Friday, 19 May 2017

Day 5: Lacock and Wells

I think I have solved my blog malfunction and have a new app which allows me to load my photos.  The same thing happened to me last trip so I am relieved.

We had a wonderful morning exploring the historic town of Lacock.  The entire town is owned by the National Trust with buildings dating from the 15th century onwards.  Many film and television productions have used the town as a film set including the 1995 version of "Pride and Prejudice", "Emma", "Cranford" and "Harry Potter".


Some of the quaint and gorgeous buildings.







The exterior of The Red Lion Inn was used for the Meryton ball in P and P.


It was also a gardening tour of English cottage garden plants, which were all identified by Glenda.




Here are some more cottages.


Notice the crooked beam here.



This is the very old tithe barn with exquisite woodwork in the ceiling beams. It was built in the 14th century to store the tithes (taxes) for the Church.



We then travelled to Wells to tour one of the finest medieval Cathedrals in England.  The West Front is completely covered in sculptured figures.  It is an absolutely amazing sight to behold once you turn the corner through the gate. It took my breath away.



Isn't it amazing?


We walked along to see the Vicars Close which is the oldest purely residential street in Europe!  It was built in the mid14th century.  Wow.  It was originally built as a little cottage for each clergyman and one servant.  It is now used by staff of the University.


Here is our happy group of Whitecroft travellers.


More lovely flowers.

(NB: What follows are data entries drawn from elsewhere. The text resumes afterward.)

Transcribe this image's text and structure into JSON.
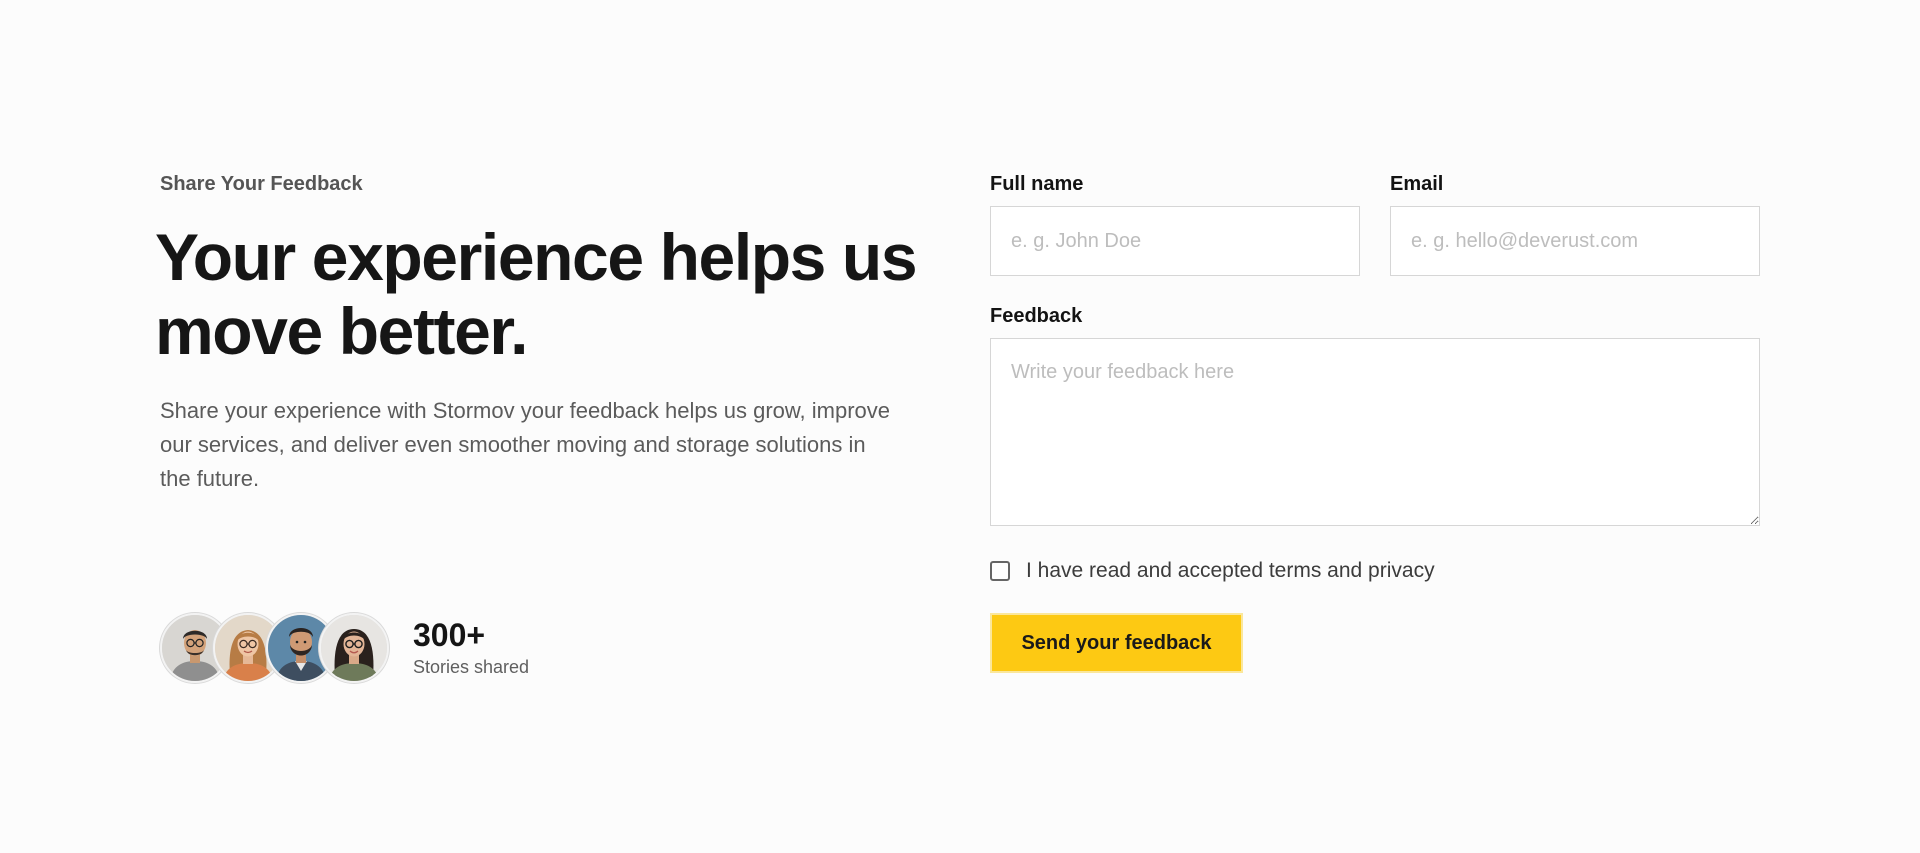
{
  "hero": {
    "eyebrow": "Share Your Feedback",
    "headline_line1": "Your experience helps us",
    "headline_line2": "move better.",
    "subtitle": "Share your experience with Stormov your feedback helps us grow, improve our services, and deliver even smoother moving and storage solutions in the future."
  },
  "social_proof": {
    "avatars": [
      "avatar-man-glasses",
      "avatar-woman-glasses",
      "avatar-man-beard",
      "avatar-woman-dark-hair"
    ],
    "count": "300+",
    "label": "Stories shared"
  },
  "form": {
    "full_name": {
      "label": "Full name",
      "placeholder": "e. g. John Doe",
      "value": ""
    },
    "email": {
      "label": "Email",
      "placeholder": "e. g. hello@deverust.com",
      "value": ""
    },
    "feedback": {
      "label": "Feedback",
      "placeholder": "Write your feedback here",
      "value": ""
    },
    "terms_label": "I have read and accepted terms and privacy",
    "terms_checked": false,
    "submit_label": "Send your feedback"
  },
  "colors": {
    "accent": "#fdc913",
    "background": "#fcfcfc",
    "heading": "#161616",
    "muted_text": "#5b5b5b"
  }
}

This is the second oldest clock in the world that is still in working condition.  This part is on the outside of the Cathedral. It was made around 1380-90.


This is the clock on the inside, which chimes and has moving jousting knights every 15 minutes.  Magical!


We had a private tour of the embroideries in the quire of the Cathedral, renowned as some of the finest in the country.  They were commissioned in the 1930s and 1940s.  The colour, detail and stitching is exquisite.









The interior of the cathedral is stunning.


These are the scissor arches which had to be built to support the columns which were sinking in the boggy soil and under the weight of the ceiling and towers of the cathedral.


We were also invited to view the magnificent vestments used by the clergy.  These are historic.





This one has 15th century motifs appliqued to a brocade background by broderie perse.




The verger showed us some of the contemporary vestments.  Simple in silks and beautiful colours.





This is the Bishop's Palace, complete with moat and white swans.





This has been another amazing day.



1 comment:

  1. Stunning photos Katrina! Must be like a dream visiting these wonderful places.